EXERCISE BRIEF: Copy out each line of the data that contains "MacBo".

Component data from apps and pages
******

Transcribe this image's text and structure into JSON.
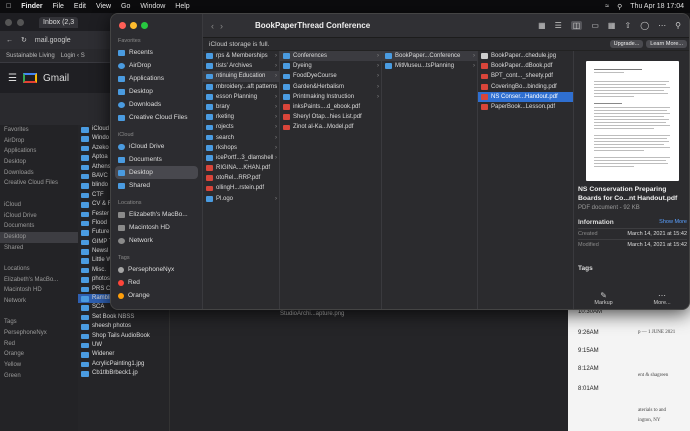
{
  "menubar": {
    "app": "Finder",
    "items": [
      "File",
      "Edit",
      "View",
      "Go",
      "Window",
      "Help"
    ],
    "datetime": "Thu Apr 18  17:04"
  },
  "chrome": {
    "tab_title": "Inbox (2,3",
    "url": "mail.google",
    "bookmarks": [
      "Sustainable Living",
      "Login ‹ S"
    ],
    "gmail_label": "Gmail"
  },
  "colors": {
    "accent": "#2f6fd0",
    "folder": "#4a9be0",
    "pdf": "#d9453a",
    "tag_red": "#ff453a",
    "tag_orange": "#ff9f0a",
    "tag_persephone": "#a5a5a5"
  },
  "bg_finder": {
    "sidebar": [
      "Favorites",
      "AirDrop",
      "Applications",
      "Desktop",
      "Downloads",
      "Creative Cloud Files",
      "",
      "iCloud",
      "iCloud Drive",
      "Documents",
      "Desktop",
      "Shared",
      "",
      "Locations",
      "Elizabeth's MacBo...",
      "Macintosh HD",
      "Network",
      "",
      "Tags",
      "PersephoneNyx",
      "Red",
      "Orange",
      "Yellow",
      "Green"
    ],
    "files": [
      "iCloud s",
      "Windo",
      "Azeko",
      "Aptoa",
      "Athens",
      "BAVC",
      "blindo",
      "CTF",
      "CV & R",
      "Fester",
      "Flood",
      "Future",
      "GIMP T",
      "Newsl",
      "Little W",
      "Misc.",
      "photosfo...ifornepaint",
      "PRS Commission",
      "Rambling...ier Press",
      "SCA",
      "Set Book NBSS",
      "sheesh photos",
      "Shop Tails AudioBook",
      "UW",
      "Widener",
      "AcrylicPainting1.jpg",
      "Cb1tlbBrbeck1.jp"
    ],
    "bottom_file": "StudioArchi...apture.png"
  },
  "calendar": {
    "times": [
      "10:30AM",
      "9:26AM",
      "9:15AM",
      "8:12AM",
      "8:01AM"
    ],
    "snips": [
      "p — 1 JUNE 2021",
      "ent & shagreen",
      "aterials to and",
      "ington, NY"
    ]
  },
  "finder": {
    "title": "BookPaperThread Conference",
    "notice": "iCloud storage is full.",
    "upgrade": "Upgrade...",
    "learn_more": "Learn More...",
    "sidebar": {
      "favorites_head": "Favorites",
      "favorites": [
        "Recents",
        "AirDrop",
        "Applications",
        "Desktop",
        "Downloads",
        "Creative Cloud Files"
      ],
      "icloud_head": "iCloud",
      "icloud": [
        "iCloud Drive",
        "Documents",
        "Desktop",
        "Shared"
      ],
      "locations_head": "Locations",
      "locations": [
        "Elizabeth's MacBo...",
        "Macintosh HD",
        "Network"
      ],
      "tags_head": "Tags",
      "tags": [
        "PersephoneNyx",
        "Red",
        "Orange"
      ]
    },
    "col1": [
      "rps & Memberships",
      "tists' Archives",
      "ntinuing Education",
      "mbroidery...aft patterns",
      "esson Planning",
      "brary",
      "rketing",
      "rojects",
      "search",
      "rkshops",
      "icePortf...3_dlamshell",
      "RIGINA....KHAN.pdf",
      "otoRel...RRP.pdf",
      "ollingH...rstein.pdf",
      "Pl.ogo"
    ],
    "col2": [
      "Conferences",
      "Dyeing",
      "FoodDyeCourse",
      "Garden&Herbalism",
      "Printmaking Instruction",
      "inksPaints....d_ebook.pdf",
      "Sheryl Otap...hies List.pdf",
      "Zinot al-Ka...Model.pdf"
    ],
    "col3": [
      "BookPaper...Conference",
      "MitMuseu...tsPlanning"
    ],
    "col4": [
      "BookPaper...chedule.jpg",
      "BookPaper...dBook.pdf",
      "BPT_cont..._sheety.pdf",
      "CoveringBo...binding.pdf",
      "NS Conser...Handout.pdf",
      "PaperBook...Lesson.pdf"
    ],
    "preview": {
      "name": "NS Conservation Preparing Boards for Co...nt Handout.pdf",
      "kind": "PDF document - 92 KB",
      "info_label": "Information",
      "show_more": "Show More",
      "created_label": "Created",
      "created": "March 14, 2021 at 15:42",
      "modified_label": "Modified",
      "modified": "March 14, 2021 at 15:42",
      "tags_label": "Tags",
      "markup": "Markup",
      "more": "More..."
    }
  }
}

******

THE COMPLETED TASK:
      "Elizabeth's MacBo...",
        "Elizabeth's MacBo...",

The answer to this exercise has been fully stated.